I wrote your Lordships last on the 23d by way of Bagno, and as I then gave you full account of the departure of the French troops, and what is said here about it, I have nothing else of importance to report on that subject.
The son of the courier Ardingo arrived here yesterday, and brought me two of your Lordships’ letters, of the 20th and 22d; and although I have made every effort since their receipt to have an audience of the Duke, yet I have not succeeded. Yesterday, when I expected to have seen his Excellency, he was occupied in reviewing his infantry, and in his Christmas pleasures, so that it was impossible for me to see him; and this morning he left at an early hour with his whole army for San Arcangelo, fifteen miles from here, and five miles from Rimini. To-morrow I shall start for the latter place, for I cannot go nearer to the court on account of the difficulty of finding lodgings; although they say that the Duke is not going to stay here, but will move by long marches towards Pesaro. No one knows what he is going to do; some think that he will make an attack upon Sinigaglia, others say Ancona. As regards his forces, he has, besides the troops of which I sent you a list not long since, about thirty newly enlisted Albanese Stradiotes; then he has some twenty-five hundred infantry from the other side of the mountains, and about as many other Italians whom he passed in review yesterday and the day before. And you may count for every thousand infantry about fifty mounted men. The artillery, with a full supply of ammunition, has taken the same route. Upon how many troops the Orsini and the Vitelli may count is not known; but we shall be better informed upon that point when they shall be nearer to each other. As I have mentioned to you before, the Duke is so secret in all he does that he never communicates his designs to any one. His first secretaries have repeatedly assured me that he never makes his plans until the moment of his giving orders for their execution, and he gives these orders only when forced by necessity, and on the spur of the moment, and never otherwise.

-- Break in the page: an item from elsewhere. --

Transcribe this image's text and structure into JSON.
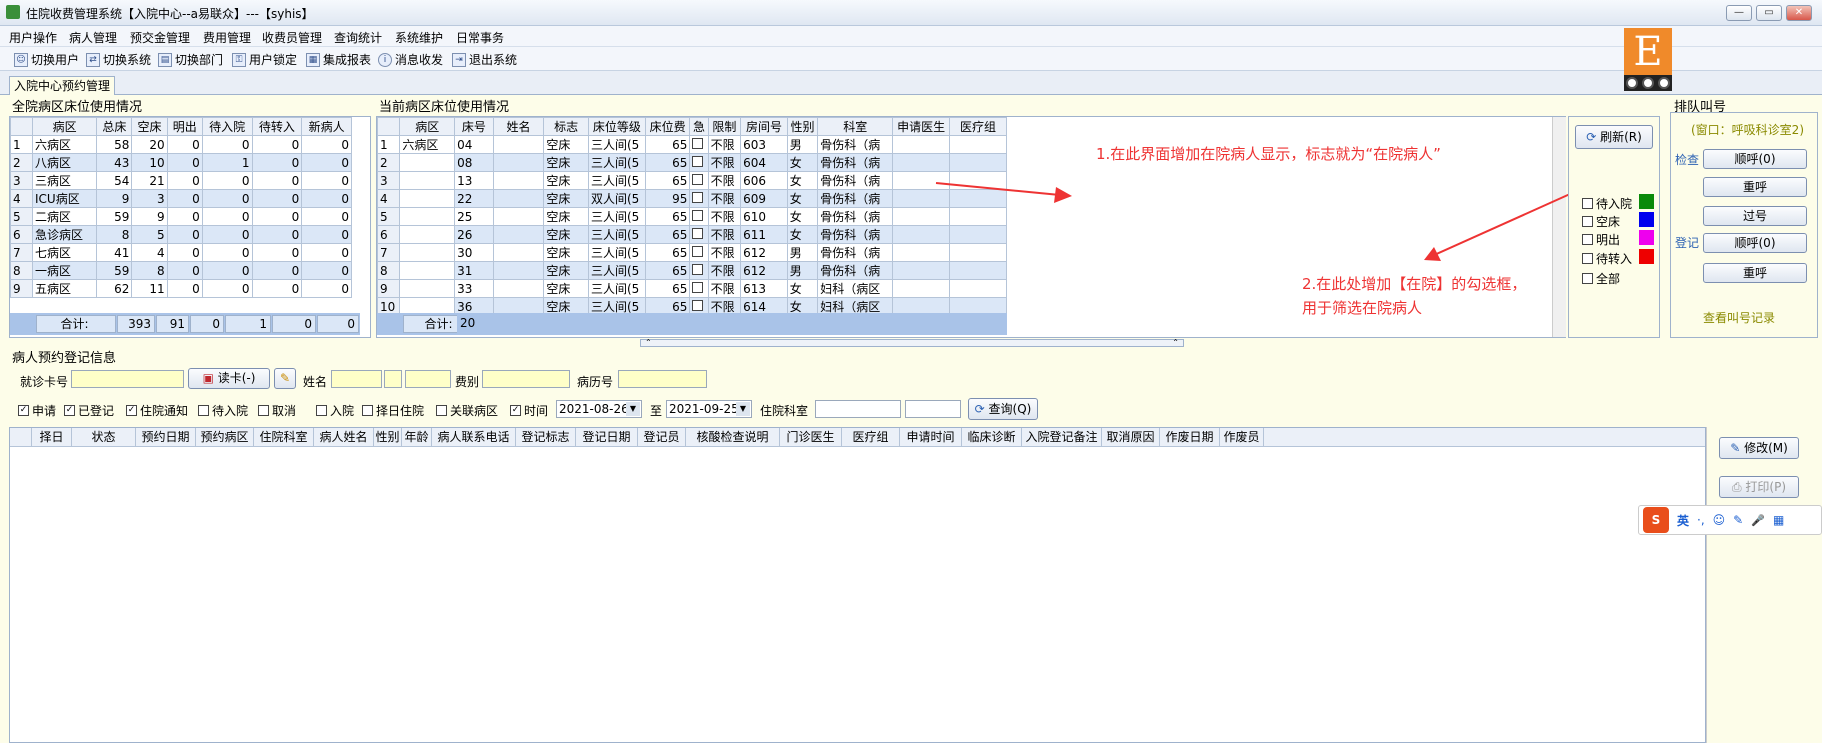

I beg your Lordships therefore to excuse me, and not to impute it to negligence on my part, if my information is not satisfactory to you, for I am not satisfied with it myself. We hear nothing more of San Leo and the negotiations with the Duke Guido.
On a former occasion I wrote to your Lordships what the Duke had told me of Camerino, which remained at his disposal; and I wrote you subsequently what I had learned from the secretary of the Cardinal Farnese, who told me that he had but little hope, especially in consequence of the departure of the French troops. The Bishop of Euna told me yesterday that the affair was as good as arranged. Meanwhile we must wait events, so as not to be led into more errors.
Messer Ramiro was found to-day cut into two pieces in the public square, and his body still remains there, so that the whole population has been able to see it. The cause of his death is not precisely known, other than that it was the pleasure of his Excellency thus to show that he has the power to make and unmake men at his will, and according to their merits.
Your above-named courier brought me twenty-five gold ducats and sixteen yards of black damask, for both of which I thank your Lordships very much. As the court is about to break up, they have not yet sent for the three mares which your Lordships inform me are at Poppi. I have only been told to request you to direct them to be well cared for until orders shall have been given to bring them here.
Messer Bartolommeo Marcelli of Borgo, on whose account the Baron de Bierra wrote lately to your Lordships, asks merely that time may be allowed for him to appear until he shall be able to come to Florence. He has himself written to Piero di Braccio, who manages his case; and I beg now to recommend him to your Lordships, quæbene valeant.
Cesena, 26 December, 1502, 22d hour.